Also, choose to buy your cannabis from authorised retailers. Watch out for packages that don't have child resistant packaging and resemble popular brands of candies and snacks, which are appealing to children.
If the product claims to contain more than the maximum 10 mg of THC permitted, or if the THC amount isn't specified, that's a red flag. The higher the THC content the greater the risk of severe cannabis poisoning.
(A variety of products are lined up, a mix of legal edible packaging. They are then replaced by a package of illegal gummies, its design is appealing to children.)
(We zoom on the illegal package. It claims to contain "extra strength THC: 150 mg". The THC weight is then replaced by a question mark.)

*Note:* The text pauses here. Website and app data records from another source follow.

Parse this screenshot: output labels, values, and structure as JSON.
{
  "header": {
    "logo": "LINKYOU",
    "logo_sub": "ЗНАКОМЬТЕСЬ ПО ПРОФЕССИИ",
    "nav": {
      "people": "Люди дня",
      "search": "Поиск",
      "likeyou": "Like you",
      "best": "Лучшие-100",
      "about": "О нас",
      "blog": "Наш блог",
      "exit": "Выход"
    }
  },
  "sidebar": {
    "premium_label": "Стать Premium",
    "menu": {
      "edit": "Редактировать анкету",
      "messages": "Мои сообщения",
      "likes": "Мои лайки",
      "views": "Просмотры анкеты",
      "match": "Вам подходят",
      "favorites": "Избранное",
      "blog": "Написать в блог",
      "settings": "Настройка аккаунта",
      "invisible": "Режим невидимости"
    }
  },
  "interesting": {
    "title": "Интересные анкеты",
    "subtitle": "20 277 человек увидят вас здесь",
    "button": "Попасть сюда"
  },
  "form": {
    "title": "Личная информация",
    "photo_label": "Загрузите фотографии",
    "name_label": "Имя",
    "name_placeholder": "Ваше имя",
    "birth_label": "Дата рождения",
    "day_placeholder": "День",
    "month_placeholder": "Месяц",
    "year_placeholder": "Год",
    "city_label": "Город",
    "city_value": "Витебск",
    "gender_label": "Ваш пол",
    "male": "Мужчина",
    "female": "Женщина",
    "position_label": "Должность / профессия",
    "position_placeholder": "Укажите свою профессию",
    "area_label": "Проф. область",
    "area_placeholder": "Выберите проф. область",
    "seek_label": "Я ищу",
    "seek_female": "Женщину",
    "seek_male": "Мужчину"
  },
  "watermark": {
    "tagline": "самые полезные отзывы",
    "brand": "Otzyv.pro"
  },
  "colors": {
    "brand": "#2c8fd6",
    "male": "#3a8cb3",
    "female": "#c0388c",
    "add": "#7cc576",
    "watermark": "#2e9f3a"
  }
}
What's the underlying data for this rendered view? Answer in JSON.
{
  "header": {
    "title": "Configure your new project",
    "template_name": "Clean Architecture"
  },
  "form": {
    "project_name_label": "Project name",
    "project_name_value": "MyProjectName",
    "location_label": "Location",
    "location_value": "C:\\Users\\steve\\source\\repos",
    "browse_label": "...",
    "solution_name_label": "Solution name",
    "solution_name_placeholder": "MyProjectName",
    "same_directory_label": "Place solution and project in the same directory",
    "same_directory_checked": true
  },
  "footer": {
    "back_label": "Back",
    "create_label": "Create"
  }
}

(Once again, a large X fills up the screen as the camera zooms out on a group of illegal products.)
Recognize the signs of cannabis poisoning, which may include vomiting, confusion, unresponsiveness, slurred speech, unsteadiness on feet, drowsiness, slowed breathing and seizures.
(Back to the kitchen, a boy is beside it. He is looking sad, generally unwell and holding his tummy.)
(The signs of cannabis poisoning are then listed on the screen: Vomiting, Confusion, Unresponsiveness, Slurred Speech, Unsteadiness on Feet, Drowsiness, Slowed Breathing and Seizures.)
If you suspect a child's symptoms come from cannabis, take action.
(Inside the pantry, there's a chair placed in front of it. Open food packages, including edible cannabis gummies, are seen on the shelf, as well as on the chair and all over the floor.)
A quick diagnosis could prevent serious harm. Call your local poison centre or 9-1-1 for emergencies.
(A montage shows a cell phone and an ambulance's siren turned on.)
(Then, the text "Call your local poison centre or 9-1-1 for emergencies" appears on screen.)
To learn more, visit canada.ca/cannabis
(The boy and his mother are healthy and happily enjoying some time together in the kitchen, eating apples.)
(Learn more at: Canada.ca/Cannabis" appears on screen.)
(Government of Canada Identifier Canada wordmark)
Report a problem or mistake on this page
- Date modified: